TASK TO COMPLETE: The result should be a word-for-word retyping of the entries below, free of pictures.

#### EXTRACTED INFORMATION ####

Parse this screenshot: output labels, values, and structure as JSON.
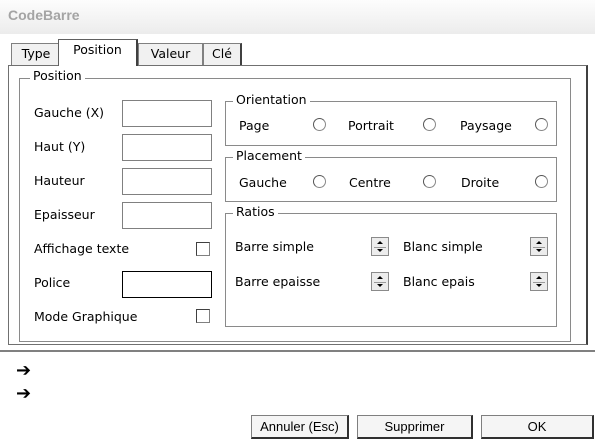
{
  "window": {
    "title": "CodeBarre"
  },
  "tabs": [
    "Type",
    "Position",
    "Valeur",
    "Clé"
  ],
  "position": {
    "legend": "Position",
    "gauche_label": "Gauche (X)",
    "gauche_value": "",
    "haut_label": "Haut (Y)",
    "haut_value": "",
    "hauteur_label": "Hauteur",
    "hauteur_value": "",
    "epaisseur_label": "Epaisseur",
    "epaisseur_value": "",
    "affichage_label": "Affichage texte",
    "affichage_checked": false,
    "police_label": "Police",
    "police_value": "",
    "mode_label": "Mode Graphique",
    "mode_checked": false
  },
  "orientation": {
    "legend": "Orientation",
    "options": [
      "Page",
      "Portrait",
      "Paysage"
    ]
  },
  "placement": {
    "legend": "Placement",
    "options": [
      "Gauche",
      "Centre",
      "Droite"
    ]
  },
  "ratios": {
    "legend": "Ratios",
    "barre_simple": "Barre simple",
    "blanc_simple": "Blanc simple",
    "barre_epaisse": "Barre epaisse",
    "blanc_epais": "Blanc epais"
  },
  "icons": {
    "arrow": "right-arrow-icon"
  },
  "buttons": {
    "cancel": "Annuler (Esc)",
    "delete": "Supprimer",
    "ok": "OK"
  }
}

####

SOLVED EXERCISE:
Parse this screenshot: output labels, values, and structure as JSON.
{
  "window": {
    "title": "CodeBarre"
  },
  "tabs": [
    "Type",
    "Position",
    "Valeur",
    "Clé"
  ],
  "position": {
    "legend": "Position",
    "gauche_label": "Gauche (X)",
    "gauche_value": "",
    "haut_label": "Haut (Y)",
    "haut_value": "",
    "hauteur_label": "Hauteur",
    "hauteur_value": "",
    "epaisseur_label": "Epaisseur",
    "epaisseur_value": "",
    "affichage_label": "Affichage texte",
    "affichage_checked": false,
    "police_label": "Police",
    "police_value": "",
    "mode_label": "Mode Graphique",
    "mode_checked": false
  },
  "orientation": {
    "legend": "Orientation",
    "options": [
      "Page",
      "Portrait",
      "Paysage"
    ]
  },
  "placement": {
    "legend": "Placement",
    "options": [
      "Gauche",
      "Centre",
      "Droite"
    ]
  },
  "ratios": {
    "legend": "Ratios",
    "barre_simple": "Barre simple",
    "blanc_simple": "Blanc simple",
    "barre_epaisse": "Barre epaisse",
    "blanc_epais": "Blanc epais"
  },
  "icons": {
    "arrow": "right-arrow-icon"
  },
  "buttons": {
    "cancel": "Annuler (Esc)",
    "delete": "Supprimer",
    "ok": "OK"
  }
}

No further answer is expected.